The best time to install the chains is before you need them.  Check the weather conditions for the highways you will be travelling.  British Columbia has many on-line resources regarding road and weather conditions, as well as “chain requirement” page, which can be found at “”.  Try to avoid waiting until you get to the last chain up area.  If you know the chain laws are in effect, find a designated chain up area before the weather and road conditions get bad, and install your chains there.  It will save you time, and you won’t be outside working in some nasty weather.  If you do find yourself caught in the slush, ice and snow and you have to install your chains, be sure you dress properly for working outside.  It should go without saying, but I’ll say it anyway:  Long underwear is a must!  Good winter gloves that will help keep your hands warm are another must.  When I’m going to be working outside in the winter, I always have 3 or 4 pairs of good fur lined winter gloves on hand, and a steady supply of latex surgical gloves as well.  The work gloves aren’t water proof, and the salt water from the road and slush will have your hands wet and cold in no time.  The surgical gloves will help keep your hands dry, and therefore, help keep them warm as well.  I also carry a warm winter overalls, complete with the safety stripes, which not only keeps you warm, and relatively clean, but makes you visible if you happen to find yourself working on the shoulder of the road at night.   

When using tire chains, always engage the power divider, or differential locks to help reduce the risk of spinning out.  If you spin out with tire chains installed, you will pretty much come to a dead stop, and there is a very high probability of damaging your chains, fenders, mudflap holders and brake components.

When you finish with your tire chains, be sure to store them properly.  If your truck has chain hangers, use them, and make sure they don’t drag along the road surface as you drive.

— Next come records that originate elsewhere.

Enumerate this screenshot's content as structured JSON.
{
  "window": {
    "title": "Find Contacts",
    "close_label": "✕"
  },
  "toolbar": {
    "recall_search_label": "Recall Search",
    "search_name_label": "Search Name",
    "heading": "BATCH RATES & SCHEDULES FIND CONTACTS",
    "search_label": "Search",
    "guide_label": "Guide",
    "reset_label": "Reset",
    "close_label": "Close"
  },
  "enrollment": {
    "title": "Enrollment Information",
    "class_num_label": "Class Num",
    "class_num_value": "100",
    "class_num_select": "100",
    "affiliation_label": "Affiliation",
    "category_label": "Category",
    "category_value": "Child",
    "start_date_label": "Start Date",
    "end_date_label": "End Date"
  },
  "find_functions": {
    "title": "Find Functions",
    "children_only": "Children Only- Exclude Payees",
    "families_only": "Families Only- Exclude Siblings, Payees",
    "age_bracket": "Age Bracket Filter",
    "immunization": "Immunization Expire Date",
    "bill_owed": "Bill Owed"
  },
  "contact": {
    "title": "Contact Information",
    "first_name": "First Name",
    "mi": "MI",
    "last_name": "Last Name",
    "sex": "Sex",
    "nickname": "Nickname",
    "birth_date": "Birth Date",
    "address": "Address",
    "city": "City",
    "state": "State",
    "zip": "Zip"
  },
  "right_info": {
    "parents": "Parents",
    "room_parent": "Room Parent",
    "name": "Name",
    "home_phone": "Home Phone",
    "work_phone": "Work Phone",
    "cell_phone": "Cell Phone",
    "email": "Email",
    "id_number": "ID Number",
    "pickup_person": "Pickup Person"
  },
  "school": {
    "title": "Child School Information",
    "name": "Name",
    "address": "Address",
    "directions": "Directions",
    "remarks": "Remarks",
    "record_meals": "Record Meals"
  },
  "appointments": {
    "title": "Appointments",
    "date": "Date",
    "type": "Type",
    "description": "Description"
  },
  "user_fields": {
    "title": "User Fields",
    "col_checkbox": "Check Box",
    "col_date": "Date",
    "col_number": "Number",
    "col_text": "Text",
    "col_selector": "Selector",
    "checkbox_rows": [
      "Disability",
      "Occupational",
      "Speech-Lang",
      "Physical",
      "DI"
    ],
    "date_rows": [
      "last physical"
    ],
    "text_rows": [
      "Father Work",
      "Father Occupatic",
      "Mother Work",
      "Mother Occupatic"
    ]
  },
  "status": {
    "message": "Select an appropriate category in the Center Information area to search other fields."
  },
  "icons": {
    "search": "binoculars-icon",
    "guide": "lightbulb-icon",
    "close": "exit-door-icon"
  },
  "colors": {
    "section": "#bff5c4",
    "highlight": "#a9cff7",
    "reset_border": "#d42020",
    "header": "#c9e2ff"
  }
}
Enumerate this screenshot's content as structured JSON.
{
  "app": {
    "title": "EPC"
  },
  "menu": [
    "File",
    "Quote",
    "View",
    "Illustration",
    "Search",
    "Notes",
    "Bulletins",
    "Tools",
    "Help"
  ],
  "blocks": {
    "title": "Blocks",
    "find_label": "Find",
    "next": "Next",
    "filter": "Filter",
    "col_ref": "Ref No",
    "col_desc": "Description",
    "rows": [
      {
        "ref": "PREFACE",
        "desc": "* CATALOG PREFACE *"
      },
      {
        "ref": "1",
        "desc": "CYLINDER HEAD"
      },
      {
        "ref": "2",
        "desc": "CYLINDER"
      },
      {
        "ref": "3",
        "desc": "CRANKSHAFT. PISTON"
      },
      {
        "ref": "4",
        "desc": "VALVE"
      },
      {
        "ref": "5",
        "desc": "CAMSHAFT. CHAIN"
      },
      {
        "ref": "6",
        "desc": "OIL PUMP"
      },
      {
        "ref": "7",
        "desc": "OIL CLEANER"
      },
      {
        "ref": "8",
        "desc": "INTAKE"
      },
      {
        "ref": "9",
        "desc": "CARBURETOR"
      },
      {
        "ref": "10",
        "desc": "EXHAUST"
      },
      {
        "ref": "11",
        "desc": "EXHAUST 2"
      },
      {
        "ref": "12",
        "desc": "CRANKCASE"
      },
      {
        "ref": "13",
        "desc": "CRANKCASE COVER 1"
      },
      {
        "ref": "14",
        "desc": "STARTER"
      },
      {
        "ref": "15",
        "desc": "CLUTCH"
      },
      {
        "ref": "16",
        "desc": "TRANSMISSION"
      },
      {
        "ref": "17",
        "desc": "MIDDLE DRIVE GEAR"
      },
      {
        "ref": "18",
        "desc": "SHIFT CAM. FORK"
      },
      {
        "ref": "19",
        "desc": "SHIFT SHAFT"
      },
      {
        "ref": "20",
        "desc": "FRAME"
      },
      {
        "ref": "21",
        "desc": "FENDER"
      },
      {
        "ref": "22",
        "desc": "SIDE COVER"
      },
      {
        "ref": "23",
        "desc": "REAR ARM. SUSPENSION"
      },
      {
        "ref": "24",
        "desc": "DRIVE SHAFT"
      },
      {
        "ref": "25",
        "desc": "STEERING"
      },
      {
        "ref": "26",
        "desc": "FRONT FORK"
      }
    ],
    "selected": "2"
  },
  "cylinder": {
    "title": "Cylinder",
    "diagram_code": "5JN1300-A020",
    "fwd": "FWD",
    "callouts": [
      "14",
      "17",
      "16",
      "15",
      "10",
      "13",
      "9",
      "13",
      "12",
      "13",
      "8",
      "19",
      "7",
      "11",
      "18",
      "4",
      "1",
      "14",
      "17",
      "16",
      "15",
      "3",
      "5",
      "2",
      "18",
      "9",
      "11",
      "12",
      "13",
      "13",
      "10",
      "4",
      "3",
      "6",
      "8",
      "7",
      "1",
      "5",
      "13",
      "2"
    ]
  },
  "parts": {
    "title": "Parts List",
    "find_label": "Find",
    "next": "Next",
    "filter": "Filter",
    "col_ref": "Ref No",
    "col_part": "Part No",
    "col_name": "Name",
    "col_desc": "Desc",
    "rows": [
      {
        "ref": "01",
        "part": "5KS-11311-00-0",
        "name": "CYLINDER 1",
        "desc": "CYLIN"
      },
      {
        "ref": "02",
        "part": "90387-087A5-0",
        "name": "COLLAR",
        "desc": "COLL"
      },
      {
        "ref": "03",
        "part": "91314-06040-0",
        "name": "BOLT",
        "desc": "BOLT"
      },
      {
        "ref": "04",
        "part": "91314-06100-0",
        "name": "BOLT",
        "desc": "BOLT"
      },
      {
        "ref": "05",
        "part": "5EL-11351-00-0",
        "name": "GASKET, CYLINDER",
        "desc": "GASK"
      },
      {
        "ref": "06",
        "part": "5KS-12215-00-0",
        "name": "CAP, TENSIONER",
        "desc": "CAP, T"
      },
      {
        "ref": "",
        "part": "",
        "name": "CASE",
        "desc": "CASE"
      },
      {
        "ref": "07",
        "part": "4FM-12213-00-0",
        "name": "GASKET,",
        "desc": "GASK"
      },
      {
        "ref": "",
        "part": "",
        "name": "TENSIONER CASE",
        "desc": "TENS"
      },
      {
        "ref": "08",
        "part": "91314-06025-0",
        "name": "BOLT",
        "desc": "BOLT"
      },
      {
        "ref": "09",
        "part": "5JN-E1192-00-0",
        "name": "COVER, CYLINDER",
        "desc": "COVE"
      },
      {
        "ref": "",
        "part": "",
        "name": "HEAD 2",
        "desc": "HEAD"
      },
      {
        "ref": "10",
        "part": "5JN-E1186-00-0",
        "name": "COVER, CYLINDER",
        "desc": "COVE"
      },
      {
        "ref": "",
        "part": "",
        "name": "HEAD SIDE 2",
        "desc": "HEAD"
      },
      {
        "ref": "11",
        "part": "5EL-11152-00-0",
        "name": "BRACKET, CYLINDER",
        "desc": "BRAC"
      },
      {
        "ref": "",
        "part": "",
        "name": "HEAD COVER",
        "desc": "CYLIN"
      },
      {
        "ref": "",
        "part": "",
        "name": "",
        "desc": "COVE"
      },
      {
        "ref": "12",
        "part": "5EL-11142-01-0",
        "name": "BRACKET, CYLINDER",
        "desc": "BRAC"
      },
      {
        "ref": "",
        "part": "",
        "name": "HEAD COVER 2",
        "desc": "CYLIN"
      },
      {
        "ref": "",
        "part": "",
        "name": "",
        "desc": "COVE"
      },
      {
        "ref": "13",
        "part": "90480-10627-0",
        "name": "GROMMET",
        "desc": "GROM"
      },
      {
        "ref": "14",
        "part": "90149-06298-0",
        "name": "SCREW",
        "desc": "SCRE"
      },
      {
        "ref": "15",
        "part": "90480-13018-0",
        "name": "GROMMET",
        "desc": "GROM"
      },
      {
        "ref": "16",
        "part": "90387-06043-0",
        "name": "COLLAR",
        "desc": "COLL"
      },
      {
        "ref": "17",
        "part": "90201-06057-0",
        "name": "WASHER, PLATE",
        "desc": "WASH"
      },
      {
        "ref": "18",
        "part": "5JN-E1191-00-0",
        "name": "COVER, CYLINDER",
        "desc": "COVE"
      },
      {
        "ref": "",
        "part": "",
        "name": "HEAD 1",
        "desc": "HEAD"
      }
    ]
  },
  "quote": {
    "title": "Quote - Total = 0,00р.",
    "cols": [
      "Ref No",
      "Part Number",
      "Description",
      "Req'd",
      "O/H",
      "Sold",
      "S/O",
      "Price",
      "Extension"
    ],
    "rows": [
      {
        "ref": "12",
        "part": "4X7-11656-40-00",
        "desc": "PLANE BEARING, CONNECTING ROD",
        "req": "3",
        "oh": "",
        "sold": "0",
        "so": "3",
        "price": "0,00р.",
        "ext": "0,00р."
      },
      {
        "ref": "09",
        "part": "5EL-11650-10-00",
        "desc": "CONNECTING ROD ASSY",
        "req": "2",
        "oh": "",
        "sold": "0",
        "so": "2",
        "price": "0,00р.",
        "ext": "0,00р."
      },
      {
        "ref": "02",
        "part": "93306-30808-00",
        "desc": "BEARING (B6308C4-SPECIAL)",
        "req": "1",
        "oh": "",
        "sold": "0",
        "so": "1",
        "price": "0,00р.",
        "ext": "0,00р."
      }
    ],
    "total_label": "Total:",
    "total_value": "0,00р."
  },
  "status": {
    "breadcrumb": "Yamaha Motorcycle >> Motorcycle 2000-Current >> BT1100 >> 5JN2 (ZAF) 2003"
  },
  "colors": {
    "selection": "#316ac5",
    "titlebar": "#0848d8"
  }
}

Nothing destroys tore chains like having them drag along the road surface as you drive.

Don Taylor has been a professional driver since March 1985.  In 1994 he made the jump to driving tractor trailers, and has accumulated over 3.5 million miles, including over 4 years of driving turnpike doubles in Manitoba, Saskatchewan and Alberta.  He is currently hauling flat decks across North America.